Christians are those who have inherited the promises given first to the Jews. The Jews have stumbled and fallen, because of disobedience, and have lost their inheritance; and a new people, God’s own people, a holy nation, has arisen to take their place. I do not think that once, in all the times that Bishop Hiltz repeated his sermon, there was any recognition of the essential antisemitism of those words. And this continues as a normative part of Christianity.
Jews are dismissed daily, even now, as legalistic and insincere — and not, therefore, as living parts of a spiritual house – bound by laws that impose hypocrisy as a way of life. But no one takes note of it, for it seems that it is only first century Jews who are being dismissed, but that is only a paper thin disguise. For the Christian, Jesus is the moral standard in Christianity, and so the law-observant Jew is still the object of oprobrium. The New Testament text is riddled with this antisemitism — about this Goldhagen is unquestionably right. Even some nonbelievers, many of them Christian by upbringing, reflect some of the same values, since the qualification is often added that they do not mean to impugn the higher morality displayed by Jesus in the gospels. Seldom revealed is the fact that rabbinic Judaism, which had its origins around the time of Jesus, was a form of progressive, meticulously intellectualised religion, that displayed the very same kind of biblical revisionism and wit revealed in some of Jesus’ sayings, such as, “The sabbath was made for man, not man for the sabbath.” The Talmud is full of such wisdom. Antisemitism is so deeply embedded in Christianity that it is often not noticed that simply separating Jesus from the Jews in the way that the New Testament does is a characteristic antisemitic move.
So, of course, the cardinal is antisemitic. It’s a part of his inheritance. It would be a mistake, however, to see this kind of intolerance as confined to Christianity. Religion itself is deeply compromised by its implicit intolerance. Faith itself is essentially intolerant, because, as Feuerbach said, “with faith is always associated the illusion that its case is the case of God, its honour his honour.” (quoted by Lüdemann, Intolerance and the Gospel, 22) No one who believes that his values are the same as his god’s can allow that the values of others are tolerable, let alone superior. Thus, for Islam, the Qu’ran and Sharia contain the blueprint for the perfect society. It may be, as Sadakat Kadri says in his book on Shariah law (Heaven on Earth: A Journey through Shari’a Law from the Deserts of Ancient Arabia to the Streets of the Modern Muslim World), that “Mortals can only fail when they play God.” (see the NYT review here) But that’s just the problem, isn’t it? If you play religion, then you end up playing God. That means that religion can only fail.
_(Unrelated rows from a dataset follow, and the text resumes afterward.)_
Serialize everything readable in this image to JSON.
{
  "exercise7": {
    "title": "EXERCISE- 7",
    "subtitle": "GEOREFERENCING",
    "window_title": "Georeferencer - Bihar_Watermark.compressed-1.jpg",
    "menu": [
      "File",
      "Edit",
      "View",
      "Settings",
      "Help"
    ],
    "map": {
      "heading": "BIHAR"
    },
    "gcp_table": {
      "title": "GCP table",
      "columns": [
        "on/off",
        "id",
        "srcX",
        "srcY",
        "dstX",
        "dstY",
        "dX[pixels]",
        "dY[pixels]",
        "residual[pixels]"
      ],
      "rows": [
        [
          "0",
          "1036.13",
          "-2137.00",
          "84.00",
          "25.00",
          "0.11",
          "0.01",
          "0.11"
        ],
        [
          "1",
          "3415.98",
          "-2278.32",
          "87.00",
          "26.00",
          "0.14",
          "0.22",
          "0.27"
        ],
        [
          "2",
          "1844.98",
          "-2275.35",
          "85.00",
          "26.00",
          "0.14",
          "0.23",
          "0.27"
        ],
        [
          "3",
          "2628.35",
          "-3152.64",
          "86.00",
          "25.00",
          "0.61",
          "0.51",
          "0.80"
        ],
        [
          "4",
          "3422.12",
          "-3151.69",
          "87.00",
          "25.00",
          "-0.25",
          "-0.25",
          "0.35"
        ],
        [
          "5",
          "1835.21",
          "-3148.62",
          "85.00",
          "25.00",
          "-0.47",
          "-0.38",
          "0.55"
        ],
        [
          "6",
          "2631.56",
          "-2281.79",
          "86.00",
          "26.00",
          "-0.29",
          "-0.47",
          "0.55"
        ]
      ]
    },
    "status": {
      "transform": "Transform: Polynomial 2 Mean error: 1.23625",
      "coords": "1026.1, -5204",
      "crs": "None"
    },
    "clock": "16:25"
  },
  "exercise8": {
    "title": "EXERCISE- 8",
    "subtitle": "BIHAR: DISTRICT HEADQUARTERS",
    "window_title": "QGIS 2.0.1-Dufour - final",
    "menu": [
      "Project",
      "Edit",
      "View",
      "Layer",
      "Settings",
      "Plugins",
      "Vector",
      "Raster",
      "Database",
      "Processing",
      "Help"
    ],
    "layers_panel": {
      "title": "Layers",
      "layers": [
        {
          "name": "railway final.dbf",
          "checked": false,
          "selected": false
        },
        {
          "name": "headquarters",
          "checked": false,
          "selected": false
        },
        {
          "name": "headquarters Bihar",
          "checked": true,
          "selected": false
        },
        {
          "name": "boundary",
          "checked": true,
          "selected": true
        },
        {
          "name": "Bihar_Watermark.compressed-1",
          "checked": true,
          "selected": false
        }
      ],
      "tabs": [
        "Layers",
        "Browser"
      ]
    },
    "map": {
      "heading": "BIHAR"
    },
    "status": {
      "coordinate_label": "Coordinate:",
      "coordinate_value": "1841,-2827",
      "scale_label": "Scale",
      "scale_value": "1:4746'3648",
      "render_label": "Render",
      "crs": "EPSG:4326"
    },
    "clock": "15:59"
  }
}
That seems about right to me, and it was vividly on display in Cardinal Pell’s attempt to defend religion from its despisers.